Whenever a line below includes the string "JSON", show it.

[Records drawn from a dataset]
● ● ●

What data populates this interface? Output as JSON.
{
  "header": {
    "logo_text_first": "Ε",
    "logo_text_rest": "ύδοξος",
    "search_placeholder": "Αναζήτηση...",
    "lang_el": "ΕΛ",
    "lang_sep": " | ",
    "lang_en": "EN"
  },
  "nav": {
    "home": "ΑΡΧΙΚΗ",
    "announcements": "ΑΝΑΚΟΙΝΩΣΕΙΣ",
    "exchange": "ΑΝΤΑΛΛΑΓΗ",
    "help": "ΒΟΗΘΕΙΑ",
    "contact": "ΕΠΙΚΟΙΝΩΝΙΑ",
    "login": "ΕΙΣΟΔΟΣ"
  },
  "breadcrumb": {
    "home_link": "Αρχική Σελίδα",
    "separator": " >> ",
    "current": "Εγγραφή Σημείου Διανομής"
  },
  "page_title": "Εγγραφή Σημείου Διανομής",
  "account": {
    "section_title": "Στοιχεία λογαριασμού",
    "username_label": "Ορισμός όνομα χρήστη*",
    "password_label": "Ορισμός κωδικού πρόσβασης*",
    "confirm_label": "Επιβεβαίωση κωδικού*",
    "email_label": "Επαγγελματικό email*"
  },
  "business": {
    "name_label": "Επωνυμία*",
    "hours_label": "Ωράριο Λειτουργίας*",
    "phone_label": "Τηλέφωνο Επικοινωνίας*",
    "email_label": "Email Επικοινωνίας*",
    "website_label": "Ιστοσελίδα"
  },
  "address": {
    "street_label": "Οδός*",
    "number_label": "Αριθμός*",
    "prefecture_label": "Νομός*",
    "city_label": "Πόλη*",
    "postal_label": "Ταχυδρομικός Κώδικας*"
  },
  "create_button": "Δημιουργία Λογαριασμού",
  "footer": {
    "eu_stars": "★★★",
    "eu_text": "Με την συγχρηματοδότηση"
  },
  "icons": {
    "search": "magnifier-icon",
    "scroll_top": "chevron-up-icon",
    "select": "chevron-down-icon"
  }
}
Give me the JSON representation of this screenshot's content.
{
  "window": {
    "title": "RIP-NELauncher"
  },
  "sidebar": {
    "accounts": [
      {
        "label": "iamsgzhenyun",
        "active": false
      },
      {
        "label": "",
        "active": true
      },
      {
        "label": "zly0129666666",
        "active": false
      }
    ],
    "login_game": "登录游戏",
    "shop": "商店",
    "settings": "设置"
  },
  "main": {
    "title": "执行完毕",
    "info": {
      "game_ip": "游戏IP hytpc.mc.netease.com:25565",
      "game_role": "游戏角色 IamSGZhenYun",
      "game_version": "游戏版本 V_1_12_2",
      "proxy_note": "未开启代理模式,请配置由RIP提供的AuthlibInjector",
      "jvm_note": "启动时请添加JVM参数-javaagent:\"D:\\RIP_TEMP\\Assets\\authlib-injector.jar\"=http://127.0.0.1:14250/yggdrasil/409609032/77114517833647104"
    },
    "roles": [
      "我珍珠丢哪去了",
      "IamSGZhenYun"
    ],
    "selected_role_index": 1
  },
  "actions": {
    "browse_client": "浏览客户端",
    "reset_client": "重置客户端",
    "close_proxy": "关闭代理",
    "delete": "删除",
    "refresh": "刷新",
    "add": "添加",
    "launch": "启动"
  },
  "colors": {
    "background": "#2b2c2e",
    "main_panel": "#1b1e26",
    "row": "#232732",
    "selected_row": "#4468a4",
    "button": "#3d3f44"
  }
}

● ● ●

* [Task answer]
What data populates this interface? Output as JSON.
Give me the JSON representation of this screenshot's content.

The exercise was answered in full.